The German government immediately began covertly circumventing these conditions. A secret collaboration with the Soviet Union began after the treaty of Rapallo. Major-General Otto Hasse traveled to Moscow in 1923 to further negotiate the terms. Germany assisted the Soviets with some industrialization, and Soviet officers were to be trained by German officers. German tank and air force specialists would be able, in return, to exercise in the Soviet Union, and German chemical weapons research and manufacture could be carried out there along with other projects. Around three hundred German pilots received training at Lipetsk, and some tank training took place near Kazan. It has been said that toxic gas was developed at Saratov for use by the German army, although there is no evidence of this.
After the death of President Paul von Hindenburg on August 2, 1934, the German Chancellor Adolf Hitler assumed the office of Reichspräsident, and thus became Commander-in-Chief.

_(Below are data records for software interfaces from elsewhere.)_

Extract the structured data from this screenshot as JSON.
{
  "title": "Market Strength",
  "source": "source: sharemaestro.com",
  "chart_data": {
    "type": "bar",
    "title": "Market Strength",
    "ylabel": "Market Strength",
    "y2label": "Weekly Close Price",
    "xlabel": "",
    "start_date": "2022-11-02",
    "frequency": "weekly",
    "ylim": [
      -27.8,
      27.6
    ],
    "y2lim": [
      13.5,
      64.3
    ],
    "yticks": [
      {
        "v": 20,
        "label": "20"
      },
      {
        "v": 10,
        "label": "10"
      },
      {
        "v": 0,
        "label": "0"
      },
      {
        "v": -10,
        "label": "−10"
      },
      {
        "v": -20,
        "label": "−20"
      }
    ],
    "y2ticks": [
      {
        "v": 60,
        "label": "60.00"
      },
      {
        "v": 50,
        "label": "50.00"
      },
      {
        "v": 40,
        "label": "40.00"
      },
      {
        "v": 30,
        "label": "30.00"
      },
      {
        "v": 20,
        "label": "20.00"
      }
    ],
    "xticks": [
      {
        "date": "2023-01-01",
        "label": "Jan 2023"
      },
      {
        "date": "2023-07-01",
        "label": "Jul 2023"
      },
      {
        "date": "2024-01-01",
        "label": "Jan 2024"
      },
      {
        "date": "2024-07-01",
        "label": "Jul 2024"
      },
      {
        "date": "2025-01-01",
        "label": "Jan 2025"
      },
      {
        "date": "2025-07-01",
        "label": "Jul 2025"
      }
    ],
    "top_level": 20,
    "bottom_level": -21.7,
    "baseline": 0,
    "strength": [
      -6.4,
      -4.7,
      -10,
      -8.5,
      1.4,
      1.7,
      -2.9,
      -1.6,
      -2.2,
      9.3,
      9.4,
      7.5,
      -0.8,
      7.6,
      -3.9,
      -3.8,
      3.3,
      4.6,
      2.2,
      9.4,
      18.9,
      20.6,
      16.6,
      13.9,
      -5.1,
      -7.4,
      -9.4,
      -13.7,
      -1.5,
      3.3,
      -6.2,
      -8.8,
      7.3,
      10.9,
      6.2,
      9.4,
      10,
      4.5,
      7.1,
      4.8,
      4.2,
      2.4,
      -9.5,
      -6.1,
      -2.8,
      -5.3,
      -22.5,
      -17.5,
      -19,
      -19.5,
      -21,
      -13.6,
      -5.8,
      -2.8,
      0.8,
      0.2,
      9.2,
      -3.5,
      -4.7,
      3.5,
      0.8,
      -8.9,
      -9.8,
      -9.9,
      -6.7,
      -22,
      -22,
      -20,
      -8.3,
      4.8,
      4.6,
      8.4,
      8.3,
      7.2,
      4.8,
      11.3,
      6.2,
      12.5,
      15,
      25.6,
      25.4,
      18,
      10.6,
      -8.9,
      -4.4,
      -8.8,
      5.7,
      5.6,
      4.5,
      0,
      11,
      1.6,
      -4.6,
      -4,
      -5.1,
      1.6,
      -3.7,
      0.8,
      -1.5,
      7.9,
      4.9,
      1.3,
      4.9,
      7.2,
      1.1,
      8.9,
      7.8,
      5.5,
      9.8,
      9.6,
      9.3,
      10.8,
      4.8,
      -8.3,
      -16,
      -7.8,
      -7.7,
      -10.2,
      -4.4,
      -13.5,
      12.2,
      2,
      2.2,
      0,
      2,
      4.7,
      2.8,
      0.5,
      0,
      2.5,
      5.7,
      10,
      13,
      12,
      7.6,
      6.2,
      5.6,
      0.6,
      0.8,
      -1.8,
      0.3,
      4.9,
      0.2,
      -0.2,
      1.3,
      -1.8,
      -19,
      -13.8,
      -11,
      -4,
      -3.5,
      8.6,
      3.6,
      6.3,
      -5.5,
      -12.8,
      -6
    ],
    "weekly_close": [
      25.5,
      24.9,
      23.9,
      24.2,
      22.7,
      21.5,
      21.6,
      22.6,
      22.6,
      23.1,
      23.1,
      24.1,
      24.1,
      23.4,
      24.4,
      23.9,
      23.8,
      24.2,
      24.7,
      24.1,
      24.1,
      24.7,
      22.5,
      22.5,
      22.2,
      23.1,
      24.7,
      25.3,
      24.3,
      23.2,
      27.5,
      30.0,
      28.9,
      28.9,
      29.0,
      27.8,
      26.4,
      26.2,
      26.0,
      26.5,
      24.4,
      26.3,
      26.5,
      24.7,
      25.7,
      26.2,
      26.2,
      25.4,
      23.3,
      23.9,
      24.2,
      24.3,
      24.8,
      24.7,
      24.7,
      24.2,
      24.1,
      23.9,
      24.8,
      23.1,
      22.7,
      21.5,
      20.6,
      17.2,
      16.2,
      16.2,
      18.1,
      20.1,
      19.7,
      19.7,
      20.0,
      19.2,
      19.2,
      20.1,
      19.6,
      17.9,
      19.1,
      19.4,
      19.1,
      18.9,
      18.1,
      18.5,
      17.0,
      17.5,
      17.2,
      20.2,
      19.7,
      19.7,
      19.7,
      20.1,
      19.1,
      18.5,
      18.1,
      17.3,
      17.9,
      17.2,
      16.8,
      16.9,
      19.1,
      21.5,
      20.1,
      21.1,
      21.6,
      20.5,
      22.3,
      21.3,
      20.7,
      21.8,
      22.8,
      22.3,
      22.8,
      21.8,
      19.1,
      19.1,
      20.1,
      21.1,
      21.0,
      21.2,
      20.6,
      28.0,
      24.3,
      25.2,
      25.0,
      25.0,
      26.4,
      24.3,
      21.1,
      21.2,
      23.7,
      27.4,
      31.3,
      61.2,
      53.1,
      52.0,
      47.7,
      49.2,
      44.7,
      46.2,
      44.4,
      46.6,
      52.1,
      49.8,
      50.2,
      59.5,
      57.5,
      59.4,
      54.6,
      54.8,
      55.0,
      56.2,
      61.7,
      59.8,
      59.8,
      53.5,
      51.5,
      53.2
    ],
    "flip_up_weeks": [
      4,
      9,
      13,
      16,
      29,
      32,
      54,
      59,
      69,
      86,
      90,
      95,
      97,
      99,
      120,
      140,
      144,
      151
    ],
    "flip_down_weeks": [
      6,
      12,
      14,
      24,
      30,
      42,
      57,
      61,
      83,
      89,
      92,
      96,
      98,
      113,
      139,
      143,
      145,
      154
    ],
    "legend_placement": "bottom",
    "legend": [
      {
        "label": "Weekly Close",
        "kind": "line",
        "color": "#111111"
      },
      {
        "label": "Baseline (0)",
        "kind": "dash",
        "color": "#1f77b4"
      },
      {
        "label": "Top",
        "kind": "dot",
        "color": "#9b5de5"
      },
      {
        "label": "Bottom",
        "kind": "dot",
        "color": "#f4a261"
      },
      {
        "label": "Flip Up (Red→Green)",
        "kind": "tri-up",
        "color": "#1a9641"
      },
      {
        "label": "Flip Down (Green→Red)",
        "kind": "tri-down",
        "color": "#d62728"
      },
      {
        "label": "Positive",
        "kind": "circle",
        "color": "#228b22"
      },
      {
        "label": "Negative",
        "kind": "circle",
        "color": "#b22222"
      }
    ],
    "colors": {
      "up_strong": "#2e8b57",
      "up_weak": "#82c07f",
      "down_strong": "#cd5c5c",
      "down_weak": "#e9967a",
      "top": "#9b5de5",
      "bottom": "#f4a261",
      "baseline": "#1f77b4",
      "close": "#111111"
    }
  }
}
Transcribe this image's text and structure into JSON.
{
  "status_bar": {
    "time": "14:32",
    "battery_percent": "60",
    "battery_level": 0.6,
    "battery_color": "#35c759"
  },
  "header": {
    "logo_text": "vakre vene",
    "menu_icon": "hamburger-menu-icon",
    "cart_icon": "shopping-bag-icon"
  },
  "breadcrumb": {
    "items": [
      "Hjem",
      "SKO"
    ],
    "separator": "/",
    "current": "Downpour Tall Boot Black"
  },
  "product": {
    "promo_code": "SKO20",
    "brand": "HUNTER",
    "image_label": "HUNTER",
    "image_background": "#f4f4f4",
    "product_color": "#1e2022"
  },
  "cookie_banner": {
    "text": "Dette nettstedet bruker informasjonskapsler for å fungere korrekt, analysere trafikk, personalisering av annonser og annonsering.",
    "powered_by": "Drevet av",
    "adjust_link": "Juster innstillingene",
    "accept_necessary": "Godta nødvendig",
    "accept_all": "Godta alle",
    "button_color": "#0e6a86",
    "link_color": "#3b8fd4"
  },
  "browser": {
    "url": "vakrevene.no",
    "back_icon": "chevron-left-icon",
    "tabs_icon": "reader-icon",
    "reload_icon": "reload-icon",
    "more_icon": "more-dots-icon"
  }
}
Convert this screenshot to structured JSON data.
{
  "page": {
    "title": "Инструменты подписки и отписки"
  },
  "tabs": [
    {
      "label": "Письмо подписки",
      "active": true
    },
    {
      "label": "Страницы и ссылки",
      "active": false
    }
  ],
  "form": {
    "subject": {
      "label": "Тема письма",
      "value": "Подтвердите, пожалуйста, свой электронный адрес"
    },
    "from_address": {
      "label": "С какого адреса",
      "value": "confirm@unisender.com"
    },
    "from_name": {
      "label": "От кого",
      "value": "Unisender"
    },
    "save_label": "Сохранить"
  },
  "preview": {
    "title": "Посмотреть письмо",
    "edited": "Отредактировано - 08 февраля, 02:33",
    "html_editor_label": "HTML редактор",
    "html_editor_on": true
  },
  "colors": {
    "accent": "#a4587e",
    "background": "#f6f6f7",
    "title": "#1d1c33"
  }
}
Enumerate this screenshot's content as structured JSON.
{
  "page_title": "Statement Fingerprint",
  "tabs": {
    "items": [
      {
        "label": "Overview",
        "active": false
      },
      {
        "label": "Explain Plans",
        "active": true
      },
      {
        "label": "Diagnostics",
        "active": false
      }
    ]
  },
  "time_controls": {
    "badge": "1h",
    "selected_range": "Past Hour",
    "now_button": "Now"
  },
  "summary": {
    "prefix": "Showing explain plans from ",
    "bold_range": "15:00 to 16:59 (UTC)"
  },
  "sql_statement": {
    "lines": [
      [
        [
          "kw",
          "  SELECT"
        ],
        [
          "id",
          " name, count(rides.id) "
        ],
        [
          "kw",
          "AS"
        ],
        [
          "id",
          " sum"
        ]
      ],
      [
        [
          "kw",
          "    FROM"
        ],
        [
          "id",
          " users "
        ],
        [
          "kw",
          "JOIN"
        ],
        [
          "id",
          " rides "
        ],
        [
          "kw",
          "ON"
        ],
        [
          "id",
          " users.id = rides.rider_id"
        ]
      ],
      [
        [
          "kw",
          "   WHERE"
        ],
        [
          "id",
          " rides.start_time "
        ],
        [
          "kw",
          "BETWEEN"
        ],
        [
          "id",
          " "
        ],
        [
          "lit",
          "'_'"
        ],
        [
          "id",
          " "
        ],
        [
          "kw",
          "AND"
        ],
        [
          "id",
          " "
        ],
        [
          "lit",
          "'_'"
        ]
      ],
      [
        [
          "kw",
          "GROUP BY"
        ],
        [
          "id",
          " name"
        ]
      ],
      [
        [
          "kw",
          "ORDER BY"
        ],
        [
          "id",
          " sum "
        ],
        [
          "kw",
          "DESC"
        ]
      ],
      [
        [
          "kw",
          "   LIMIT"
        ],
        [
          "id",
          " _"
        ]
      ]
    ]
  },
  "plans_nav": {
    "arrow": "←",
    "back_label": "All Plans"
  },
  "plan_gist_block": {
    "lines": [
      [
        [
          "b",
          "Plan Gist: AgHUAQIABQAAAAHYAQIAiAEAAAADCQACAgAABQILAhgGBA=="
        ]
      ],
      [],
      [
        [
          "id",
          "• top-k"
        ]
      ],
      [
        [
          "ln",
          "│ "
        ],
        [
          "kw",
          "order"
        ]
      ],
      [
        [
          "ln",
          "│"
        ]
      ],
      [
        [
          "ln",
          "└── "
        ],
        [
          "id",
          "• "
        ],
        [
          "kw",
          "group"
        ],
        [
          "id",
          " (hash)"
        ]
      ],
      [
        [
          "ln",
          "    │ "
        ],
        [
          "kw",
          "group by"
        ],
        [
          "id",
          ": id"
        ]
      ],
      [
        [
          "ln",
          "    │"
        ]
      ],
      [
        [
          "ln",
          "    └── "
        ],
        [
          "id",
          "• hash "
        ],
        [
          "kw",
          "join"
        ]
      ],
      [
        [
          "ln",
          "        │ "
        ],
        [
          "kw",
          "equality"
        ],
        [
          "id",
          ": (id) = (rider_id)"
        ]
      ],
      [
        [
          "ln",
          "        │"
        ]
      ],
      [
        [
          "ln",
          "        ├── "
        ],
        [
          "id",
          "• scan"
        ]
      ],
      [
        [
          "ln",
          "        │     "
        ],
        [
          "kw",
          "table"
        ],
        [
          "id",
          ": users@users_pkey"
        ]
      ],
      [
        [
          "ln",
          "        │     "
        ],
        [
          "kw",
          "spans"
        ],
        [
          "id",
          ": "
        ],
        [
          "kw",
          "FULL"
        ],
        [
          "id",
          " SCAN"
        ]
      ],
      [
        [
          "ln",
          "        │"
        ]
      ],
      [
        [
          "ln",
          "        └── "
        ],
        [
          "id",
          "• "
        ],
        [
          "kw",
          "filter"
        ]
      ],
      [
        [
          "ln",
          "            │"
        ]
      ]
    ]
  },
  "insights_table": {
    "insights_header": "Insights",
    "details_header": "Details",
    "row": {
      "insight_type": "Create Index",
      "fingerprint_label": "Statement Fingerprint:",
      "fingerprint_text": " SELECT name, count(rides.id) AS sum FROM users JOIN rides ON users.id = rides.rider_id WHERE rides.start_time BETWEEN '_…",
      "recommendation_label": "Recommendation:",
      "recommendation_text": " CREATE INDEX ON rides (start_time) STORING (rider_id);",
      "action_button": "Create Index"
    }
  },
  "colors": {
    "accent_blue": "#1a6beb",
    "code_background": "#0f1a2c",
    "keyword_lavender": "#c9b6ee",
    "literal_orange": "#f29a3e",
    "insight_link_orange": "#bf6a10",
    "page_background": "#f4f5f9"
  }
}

All officers and soldiers of the German armed forces now had to swear a personal oath of loyalty to their Führer (leader). Germany now proceeded to openly flout the military restrictions imposed upon them in the Versailles Treaty, and conscription was reintroduced on 16 March 1935. While the size of the standing army was to remain at about 100,000 men, as decreed by the treaty, a new group of conscripts equal to this size would receive training each year. The conscription law introduced the name Wehrmacht, so this could be regarded as its founding date. Their insignia was a simpler version of the Iron Cross (the straight-armed so-called Balkenkreuz or beamed cross) that had been used as an aircraft and tank marking in late World War I. The Wehrmacht was officially and formally pronounced on October 15, 1935.
The total number of soldiers who served in the Wehrmacht during its existence from 1935 until 1945 is believed to approach 18.2 million. This figure was put forward by historian Rüdiger Overmans and represents the total number of people who ever served in the Wehrmacht, and not the force strength of the Wehrmacht at any point. About 2.3 million Wehrmacht soldiers were killed in action:
- 550,000 died from non-combat causes;
- 2 million missing in action and unaccounted for after the war
- 459,000 POW deaths, of whom 77,000 were in the custody of the U.S., UK, and France.
- POW dead includes 266,000 in the post war period after June 1945, primarily in Soviet captivity.
Some notable officers
- Ludwig Beck
- Fedor von Bock
- Walther von Brauchitsch
- Heinz Guderian
- Franz Halder
- Hermann Hoth
- Ewald von Kleist
- Albert Kesselring
- Hans Günther von Kluge
- Erich von Manstein
- Friedrich Olbricht
- Friedrich Paulus
- Erwin Rommel
- Hans-Jürgen von Arnim
- Gerd von Rundstedt
- Claus von Stauffenberg
- Erwin von Witzleben
- Ranks (Wehrmacht)
- German Army (German Empire)
- Battle of Crete
- General Field Marshals of the Wehrmacht
- Rangliste des deutschen Heeres 1944/45
- Benton L. Bradberry: The Myth of German Villainy, AuthorHouse, 2012, ISBN 978-1477231838 [454 p.]